*** EXCERPTED RECORDS ***

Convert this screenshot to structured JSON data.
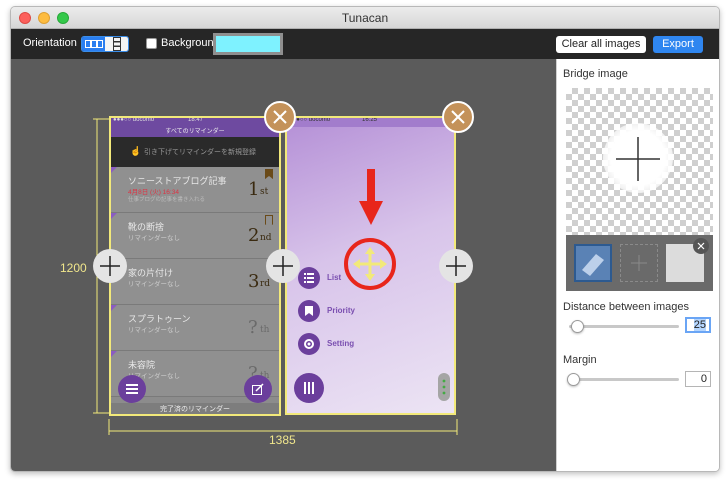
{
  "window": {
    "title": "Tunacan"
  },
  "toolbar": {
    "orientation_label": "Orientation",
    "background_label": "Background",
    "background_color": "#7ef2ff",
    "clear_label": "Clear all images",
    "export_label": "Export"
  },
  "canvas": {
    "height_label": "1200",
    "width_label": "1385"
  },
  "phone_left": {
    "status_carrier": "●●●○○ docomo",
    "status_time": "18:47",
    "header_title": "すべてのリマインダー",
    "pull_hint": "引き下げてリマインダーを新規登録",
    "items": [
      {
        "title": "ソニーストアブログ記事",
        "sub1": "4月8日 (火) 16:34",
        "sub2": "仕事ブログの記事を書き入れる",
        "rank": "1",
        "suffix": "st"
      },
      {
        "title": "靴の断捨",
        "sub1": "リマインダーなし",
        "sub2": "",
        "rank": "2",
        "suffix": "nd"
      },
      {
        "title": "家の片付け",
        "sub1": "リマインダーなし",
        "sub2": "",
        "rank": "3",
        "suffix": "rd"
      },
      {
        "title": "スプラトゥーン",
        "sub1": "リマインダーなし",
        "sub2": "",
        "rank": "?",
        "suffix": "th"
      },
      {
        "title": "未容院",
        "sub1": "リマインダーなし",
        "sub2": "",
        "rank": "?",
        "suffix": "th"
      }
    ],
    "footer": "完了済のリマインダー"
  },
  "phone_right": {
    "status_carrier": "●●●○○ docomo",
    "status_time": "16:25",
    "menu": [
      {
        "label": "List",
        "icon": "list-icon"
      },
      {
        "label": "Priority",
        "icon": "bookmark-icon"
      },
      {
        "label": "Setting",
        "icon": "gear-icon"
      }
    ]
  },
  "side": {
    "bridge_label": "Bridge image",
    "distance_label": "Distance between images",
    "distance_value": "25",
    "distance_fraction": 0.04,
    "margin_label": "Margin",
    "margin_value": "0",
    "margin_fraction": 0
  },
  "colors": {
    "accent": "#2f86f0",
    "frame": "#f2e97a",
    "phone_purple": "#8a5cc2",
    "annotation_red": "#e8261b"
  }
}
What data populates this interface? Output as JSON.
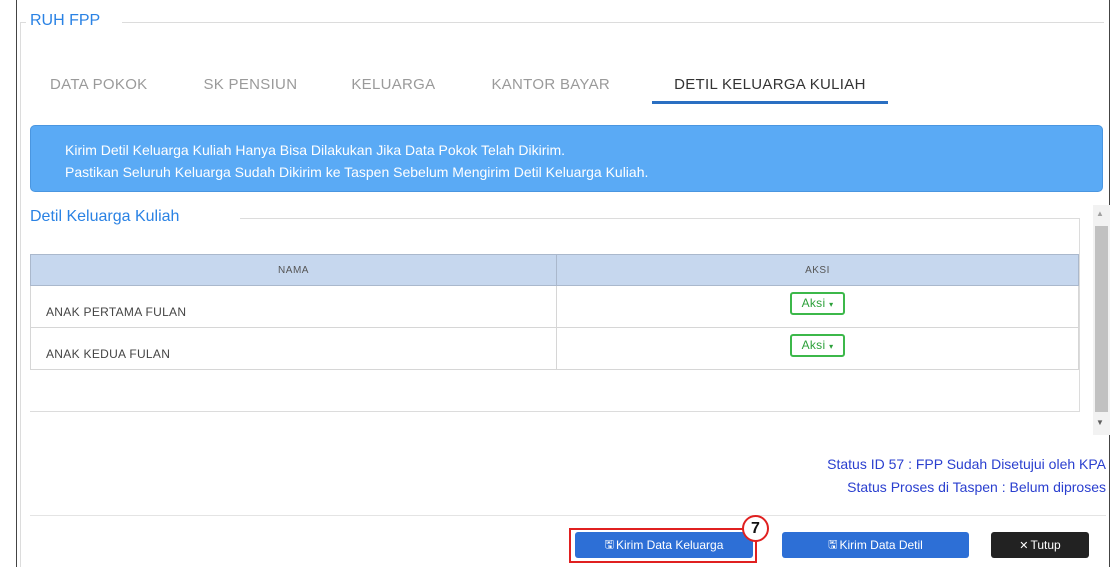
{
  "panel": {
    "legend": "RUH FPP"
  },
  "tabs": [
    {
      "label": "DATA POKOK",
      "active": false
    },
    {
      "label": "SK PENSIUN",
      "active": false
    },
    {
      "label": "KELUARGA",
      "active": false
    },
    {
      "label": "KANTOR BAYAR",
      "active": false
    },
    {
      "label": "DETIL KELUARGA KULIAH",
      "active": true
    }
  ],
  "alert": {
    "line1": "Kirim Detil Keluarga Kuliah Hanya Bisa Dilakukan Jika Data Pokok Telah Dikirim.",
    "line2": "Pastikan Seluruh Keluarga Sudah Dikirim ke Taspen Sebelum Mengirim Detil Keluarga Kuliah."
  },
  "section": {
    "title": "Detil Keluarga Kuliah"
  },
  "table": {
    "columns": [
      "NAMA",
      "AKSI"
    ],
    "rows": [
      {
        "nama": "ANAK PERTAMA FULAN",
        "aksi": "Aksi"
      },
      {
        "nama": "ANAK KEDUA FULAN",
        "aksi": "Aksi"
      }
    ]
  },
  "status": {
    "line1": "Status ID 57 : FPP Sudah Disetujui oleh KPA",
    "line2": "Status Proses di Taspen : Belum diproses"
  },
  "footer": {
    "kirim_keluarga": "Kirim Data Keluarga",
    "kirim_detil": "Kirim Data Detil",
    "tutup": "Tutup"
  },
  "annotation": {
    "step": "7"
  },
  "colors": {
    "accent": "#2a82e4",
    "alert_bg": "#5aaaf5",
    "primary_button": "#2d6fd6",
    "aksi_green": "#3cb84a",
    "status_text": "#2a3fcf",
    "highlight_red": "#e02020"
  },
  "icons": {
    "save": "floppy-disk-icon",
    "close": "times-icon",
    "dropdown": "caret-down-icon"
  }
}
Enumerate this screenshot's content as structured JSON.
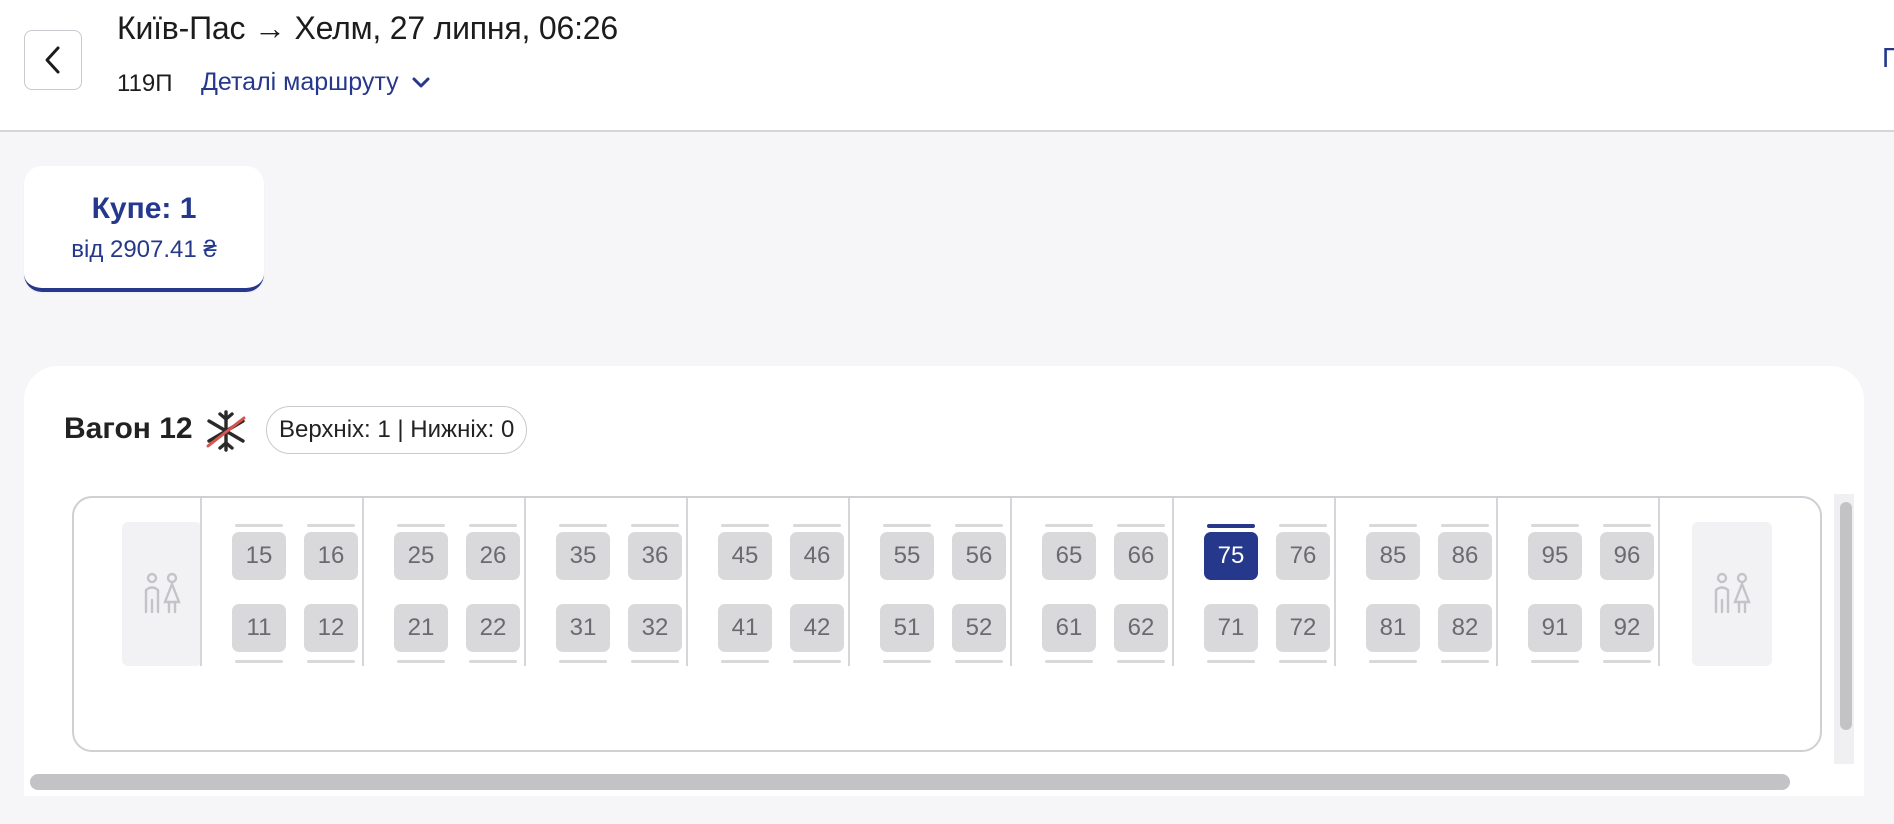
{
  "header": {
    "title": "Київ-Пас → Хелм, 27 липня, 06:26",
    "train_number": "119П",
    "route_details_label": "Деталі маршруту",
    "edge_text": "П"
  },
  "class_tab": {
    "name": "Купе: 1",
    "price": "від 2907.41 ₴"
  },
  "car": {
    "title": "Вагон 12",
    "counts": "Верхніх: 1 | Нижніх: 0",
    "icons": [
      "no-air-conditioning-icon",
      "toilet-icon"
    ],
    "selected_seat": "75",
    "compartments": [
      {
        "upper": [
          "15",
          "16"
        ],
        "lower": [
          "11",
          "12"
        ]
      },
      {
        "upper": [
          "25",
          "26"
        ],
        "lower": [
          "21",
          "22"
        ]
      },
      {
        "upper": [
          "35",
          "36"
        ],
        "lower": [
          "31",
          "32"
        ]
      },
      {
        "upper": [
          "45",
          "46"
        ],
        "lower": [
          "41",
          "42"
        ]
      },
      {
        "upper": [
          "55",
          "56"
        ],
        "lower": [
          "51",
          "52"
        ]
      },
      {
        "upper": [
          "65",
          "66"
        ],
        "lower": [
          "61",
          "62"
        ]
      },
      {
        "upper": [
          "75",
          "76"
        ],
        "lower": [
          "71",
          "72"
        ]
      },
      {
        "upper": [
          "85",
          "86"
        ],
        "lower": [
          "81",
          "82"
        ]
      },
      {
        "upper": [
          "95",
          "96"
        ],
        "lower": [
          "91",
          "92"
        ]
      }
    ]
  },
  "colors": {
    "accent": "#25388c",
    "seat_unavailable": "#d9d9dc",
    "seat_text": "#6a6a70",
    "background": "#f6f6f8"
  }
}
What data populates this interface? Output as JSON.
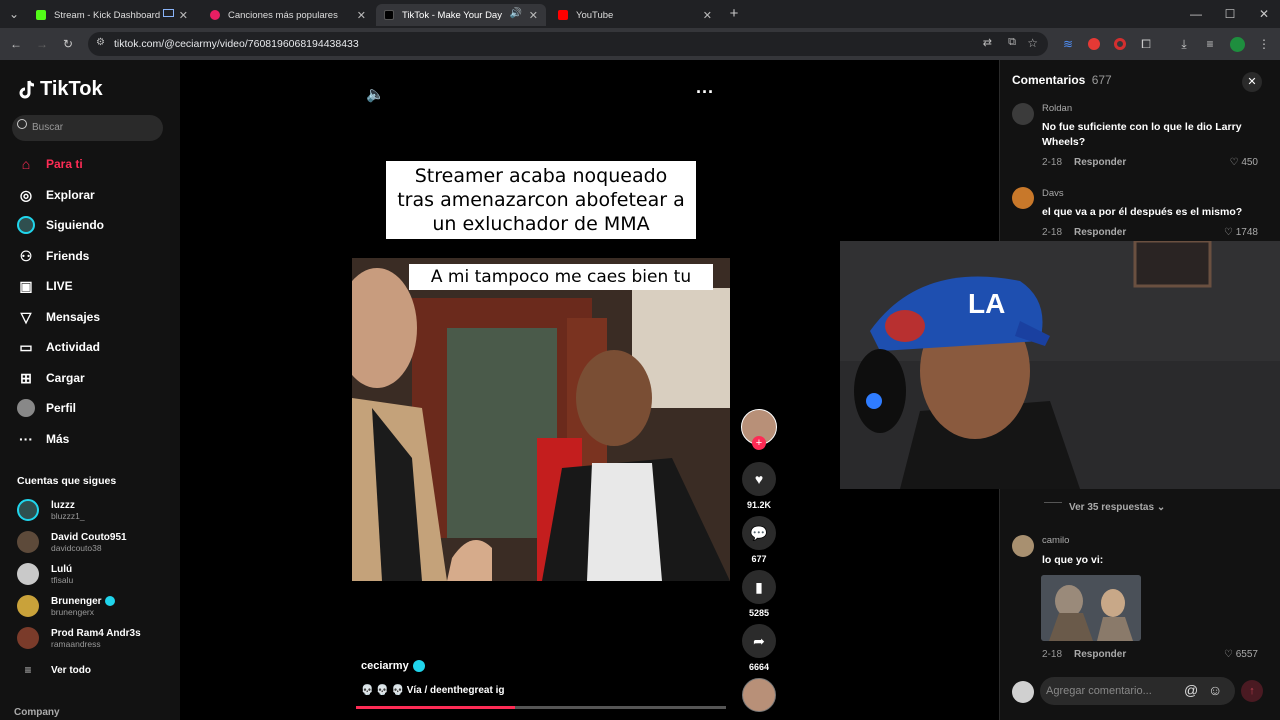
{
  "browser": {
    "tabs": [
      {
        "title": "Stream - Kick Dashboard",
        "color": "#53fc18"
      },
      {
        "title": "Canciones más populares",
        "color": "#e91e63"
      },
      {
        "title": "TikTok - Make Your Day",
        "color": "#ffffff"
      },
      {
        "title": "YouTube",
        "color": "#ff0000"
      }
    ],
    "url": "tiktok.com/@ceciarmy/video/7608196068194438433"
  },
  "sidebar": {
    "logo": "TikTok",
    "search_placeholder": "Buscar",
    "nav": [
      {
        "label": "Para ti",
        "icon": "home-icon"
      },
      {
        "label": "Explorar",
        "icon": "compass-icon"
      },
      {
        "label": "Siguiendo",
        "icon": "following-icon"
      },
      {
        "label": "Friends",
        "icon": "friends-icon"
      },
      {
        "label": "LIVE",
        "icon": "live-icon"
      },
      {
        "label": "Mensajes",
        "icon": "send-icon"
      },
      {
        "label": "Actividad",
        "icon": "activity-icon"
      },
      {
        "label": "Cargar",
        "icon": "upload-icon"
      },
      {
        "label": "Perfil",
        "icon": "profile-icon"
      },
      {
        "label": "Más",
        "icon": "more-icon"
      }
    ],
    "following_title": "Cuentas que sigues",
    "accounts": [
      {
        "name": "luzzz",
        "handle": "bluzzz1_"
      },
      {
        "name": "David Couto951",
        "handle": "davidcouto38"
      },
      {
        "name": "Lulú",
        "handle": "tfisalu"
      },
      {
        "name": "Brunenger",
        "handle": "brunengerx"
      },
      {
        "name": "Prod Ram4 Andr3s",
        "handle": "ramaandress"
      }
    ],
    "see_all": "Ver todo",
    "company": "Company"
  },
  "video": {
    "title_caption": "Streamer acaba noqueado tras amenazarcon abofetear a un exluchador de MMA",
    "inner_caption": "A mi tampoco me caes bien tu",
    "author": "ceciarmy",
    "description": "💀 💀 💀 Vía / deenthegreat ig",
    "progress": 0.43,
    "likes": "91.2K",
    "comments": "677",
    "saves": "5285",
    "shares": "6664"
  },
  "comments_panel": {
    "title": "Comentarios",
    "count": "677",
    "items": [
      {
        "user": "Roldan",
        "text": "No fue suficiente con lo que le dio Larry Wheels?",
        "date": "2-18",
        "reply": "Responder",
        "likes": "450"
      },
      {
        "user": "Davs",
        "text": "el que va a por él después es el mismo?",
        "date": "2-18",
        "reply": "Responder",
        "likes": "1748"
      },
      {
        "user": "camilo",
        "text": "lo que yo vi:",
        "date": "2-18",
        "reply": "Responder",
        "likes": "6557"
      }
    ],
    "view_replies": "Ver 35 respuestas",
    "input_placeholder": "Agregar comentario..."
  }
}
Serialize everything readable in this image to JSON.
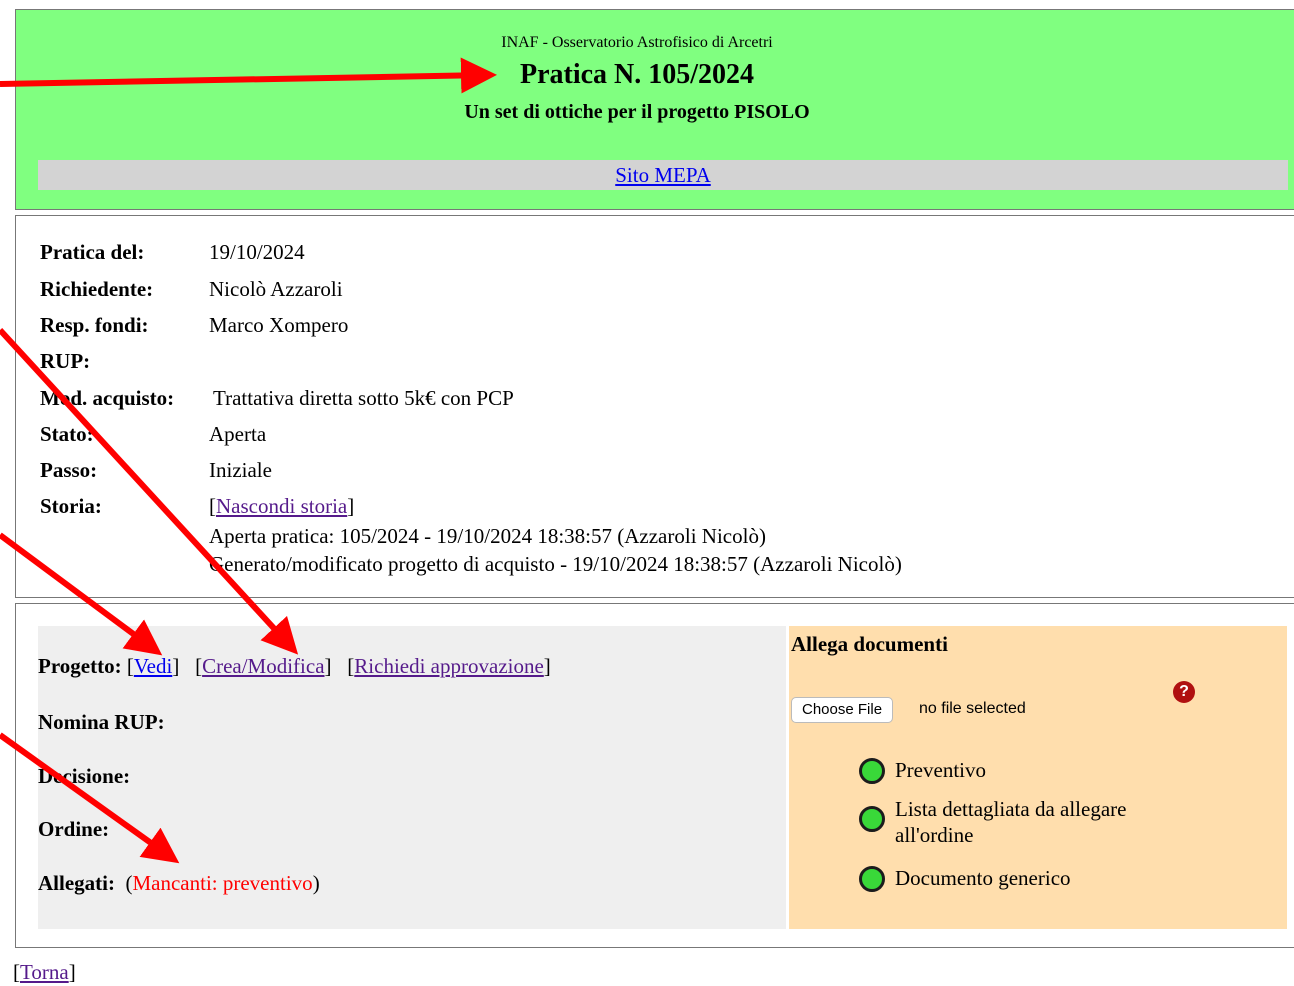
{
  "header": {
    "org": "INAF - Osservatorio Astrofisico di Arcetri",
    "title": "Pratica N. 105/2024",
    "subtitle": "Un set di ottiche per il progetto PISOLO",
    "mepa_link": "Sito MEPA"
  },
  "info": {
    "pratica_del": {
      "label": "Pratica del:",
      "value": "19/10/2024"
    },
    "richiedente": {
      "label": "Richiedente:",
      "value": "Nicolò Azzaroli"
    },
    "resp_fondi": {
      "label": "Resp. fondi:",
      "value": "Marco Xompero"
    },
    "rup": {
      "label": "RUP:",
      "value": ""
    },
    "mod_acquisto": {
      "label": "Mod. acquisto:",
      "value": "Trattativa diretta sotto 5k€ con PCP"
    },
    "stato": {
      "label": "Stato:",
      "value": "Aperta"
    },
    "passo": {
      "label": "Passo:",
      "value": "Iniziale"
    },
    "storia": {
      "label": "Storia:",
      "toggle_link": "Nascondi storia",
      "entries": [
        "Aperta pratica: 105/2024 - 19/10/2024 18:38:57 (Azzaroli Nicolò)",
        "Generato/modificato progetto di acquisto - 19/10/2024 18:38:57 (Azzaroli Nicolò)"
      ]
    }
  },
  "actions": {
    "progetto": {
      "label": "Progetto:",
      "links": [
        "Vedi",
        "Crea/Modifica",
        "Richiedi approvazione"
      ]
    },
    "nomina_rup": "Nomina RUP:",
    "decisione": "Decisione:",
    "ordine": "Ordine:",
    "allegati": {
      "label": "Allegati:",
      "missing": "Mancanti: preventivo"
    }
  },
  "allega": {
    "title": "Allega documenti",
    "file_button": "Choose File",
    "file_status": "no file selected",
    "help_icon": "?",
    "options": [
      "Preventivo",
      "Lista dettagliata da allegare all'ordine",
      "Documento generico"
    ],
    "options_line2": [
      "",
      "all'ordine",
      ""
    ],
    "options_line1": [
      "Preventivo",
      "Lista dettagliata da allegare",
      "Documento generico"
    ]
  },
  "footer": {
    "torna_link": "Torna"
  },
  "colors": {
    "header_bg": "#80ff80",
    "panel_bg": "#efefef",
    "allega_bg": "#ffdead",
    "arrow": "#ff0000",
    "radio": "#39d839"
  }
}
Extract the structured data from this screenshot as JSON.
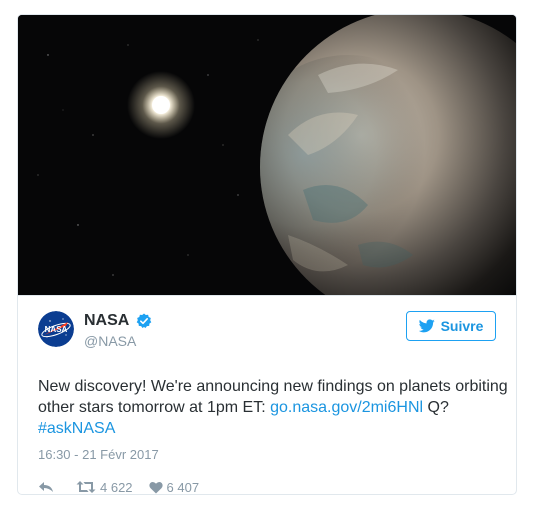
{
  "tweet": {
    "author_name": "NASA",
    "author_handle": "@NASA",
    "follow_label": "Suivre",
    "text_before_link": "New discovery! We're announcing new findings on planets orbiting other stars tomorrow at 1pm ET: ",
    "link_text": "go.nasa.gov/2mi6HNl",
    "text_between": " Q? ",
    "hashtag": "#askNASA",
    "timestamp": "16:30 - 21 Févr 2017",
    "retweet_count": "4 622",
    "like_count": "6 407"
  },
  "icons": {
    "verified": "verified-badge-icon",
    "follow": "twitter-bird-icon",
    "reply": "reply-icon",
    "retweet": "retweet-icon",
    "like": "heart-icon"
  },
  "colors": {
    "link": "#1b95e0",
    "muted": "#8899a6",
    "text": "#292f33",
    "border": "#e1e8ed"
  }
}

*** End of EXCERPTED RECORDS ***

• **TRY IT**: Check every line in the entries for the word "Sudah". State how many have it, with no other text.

• **EXERCISE RESPONSE**: 2